Historical Items Showing 3 of 125 View All
Contributed by: Sanford-Springvale Historical Society
Date: circa 1905
Media: Print from GLass Negative
Contributed by: Maine Historical Society/MaineToday Media
Date: circa 1924
Media: Glass Negative
Tax Records Showing 3 of 7 View All
Owner in 1924: Canadian National Railroad
Use: Shop - Pipe Cutting
Owner in 1924: Randall & McAllister
Use: Shed - Wagon
During the second half of the 19th century, "Hermann Kotzschmar" was a familiar household name in Portland. He spent 59 years in his adopted city as a teacher, choral conductor, concert artist, and church organist.
Workers in Maine have labored in factories, on farms, in the woods, on the water, among other locales. Many of Maine's occupations have been determined by the state's climate and geographical features.
Passamaquoddy Indians from Washington County traveled to Portland in 1920 to take part in the Maine Centennial Exposition. They set up an "Indian Village" at Deering Oaks Park.
Site Pages Showing 3 of 23 View All
They formed roads called Peanut Butter Row and Stove Pipe Alley. Susan O'Neill documents that they have long lost the meaning of their names.
… branches which had the fruit as large as a common pipe stem." Below the apple, he wrote, "4 ft 8 1/2 inches high, Lowest branch 7 inches from the…

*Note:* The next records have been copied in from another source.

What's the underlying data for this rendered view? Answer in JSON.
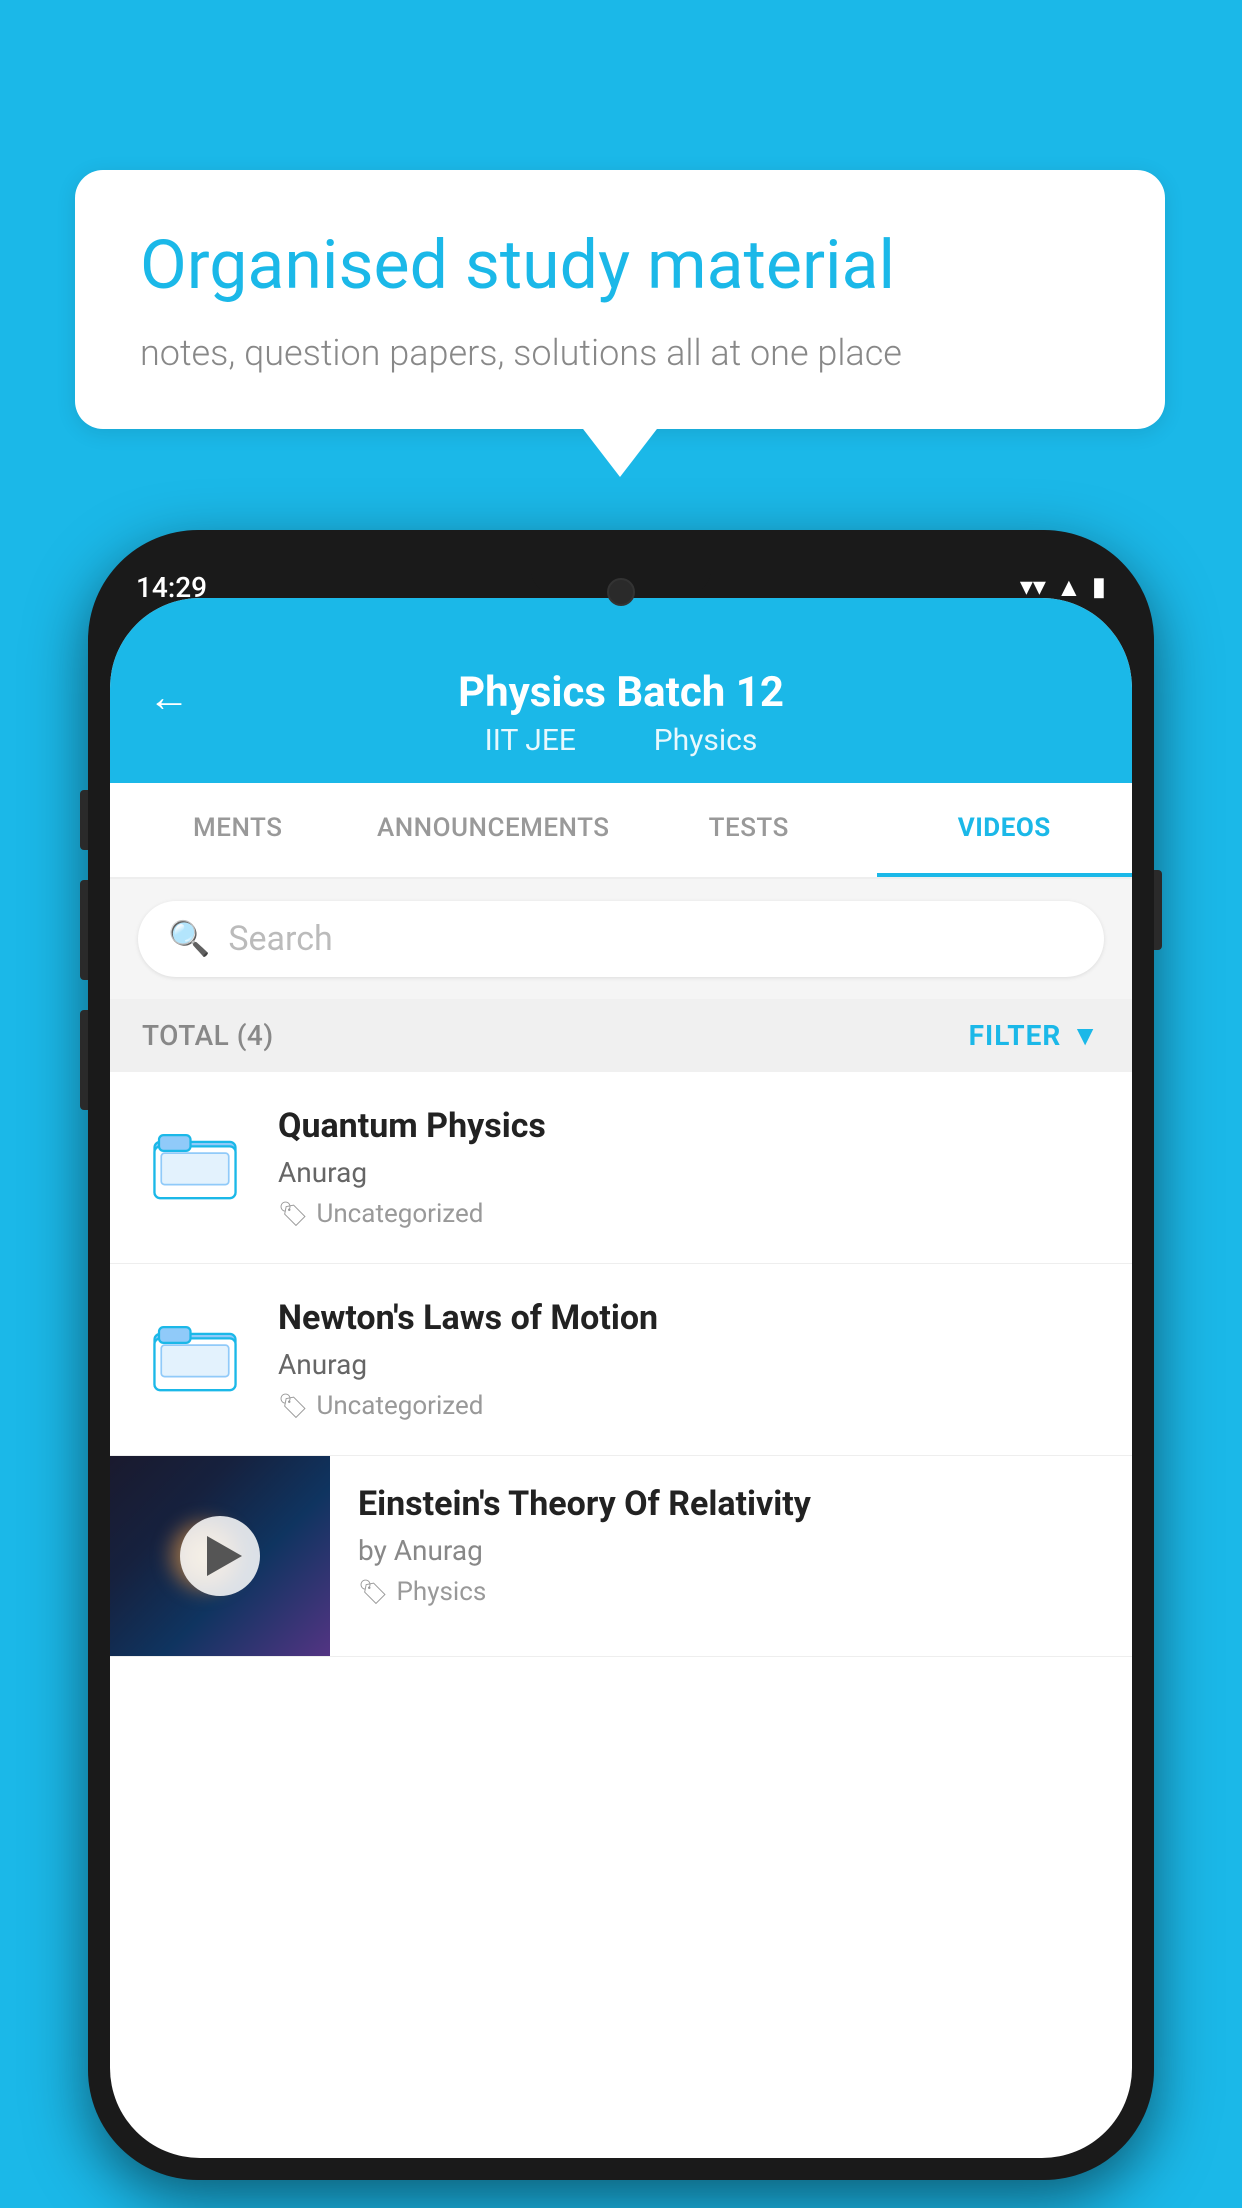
{
  "background_color": "#1BB8E8",
  "speech_bubble": {
    "title": "Organised study material",
    "subtitle": "notes, question papers, solutions all at one place"
  },
  "phone": {
    "status_bar": {
      "time": "14:29"
    },
    "header": {
      "title": "Physics Batch 12",
      "subtitle_part1": "IIT JEE",
      "subtitle_part2": "Physics",
      "back_label": "←"
    },
    "tabs": [
      {
        "label": "MENTS",
        "active": false
      },
      {
        "label": "ANNOUNCEMENTS",
        "active": false
      },
      {
        "label": "TESTS",
        "active": false
      },
      {
        "label": "VIDEOS",
        "active": true
      }
    ],
    "search": {
      "placeholder": "Search"
    },
    "filter_row": {
      "total_label": "TOTAL (4)",
      "filter_label": "FILTER"
    },
    "videos": [
      {
        "title": "Quantum Physics",
        "author": "Anurag",
        "tag": "Uncategorized",
        "has_thumbnail": false
      },
      {
        "title": "Newton's Laws of Motion",
        "author": "Anurag",
        "tag": "Uncategorized",
        "has_thumbnail": false
      },
      {
        "title": "Einstein's Theory Of Relativity",
        "author": "by Anurag",
        "tag": "Physics",
        "has_thumbnail": true
      }
    ]
  }
}
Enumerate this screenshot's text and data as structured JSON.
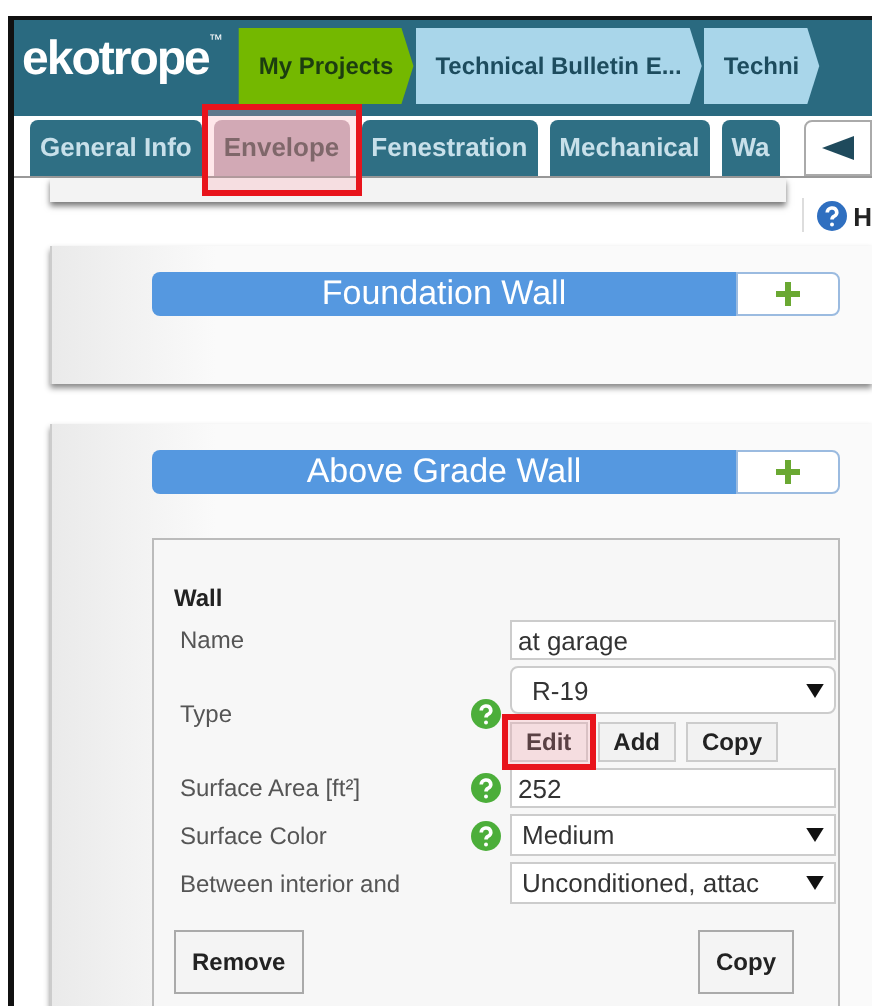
{
  "header": {
    "logo": "ekotrope",
    "logo_mark": "™",
    "breadcrumbs": [
      {
        "label": "My Projects",
        "selected": true
      },
      {
        "label": "Technical Bulletin E...",
        "selected": false
      },
      {
        "label": "Techni",
        "selected": false
      }
    ]
  },
  "tabs": [
    {
      "label": "General Info",
      "selected": false,
      "highlighted": false
    },
    {
      "label": "Envelope",
      "selected": true,
      "highlighted": true
    },
    {
      "label": "Fenestration",
      "selected": false,
      "highlighted": false
    },
    {
      "label": "Mechanical",
      "selected": false,
      "highlighted": false
    },
    {
      "label": "Wa",
      "selected": false,
      "highlighted": false
    }
  ],
  "help_link": "H",
  "sections": [
    {
      "title": "Foundation Wall"
    },
    {
      "title": "Above Grade Wall",
      "card": {
        "title": "Wall",
        "fields": [
          {
            "kind": "text",
            "label": "Name",
            "value": "at garage",
            "help": false
          },
          {
            "kind": "type",
            "label": "Type",
            "value": "R-19",
            "help": true,
            "buttons": [
              {
                "label": "Edit",
                "highlighted": true
              },
              {
                "label": "Add",
                "highlighted": false
              },
              {
                "label": "Copy",
                "highlighted": false
              }
            ]
          },
          {
            "kind": "text",
            "label": "Surface Area [ft²]",
            "value": "252",
            "help": true
          },
          {
            "kind": "select",
            "label": "Surface Color",
            "value": "Medium",
            "help": true
          },
          {
            "kind": "select",
            "label": "Between interior and",
            "value": "Unconditioned, attac",
            "help": false
          }
        ],
        "actions": [
          "Remove",
          "Copy"
        ]
      }
    }
  ]
}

By November 16, 1914, the “water from Mt. Zircon supply was first turned into the pipes for general use.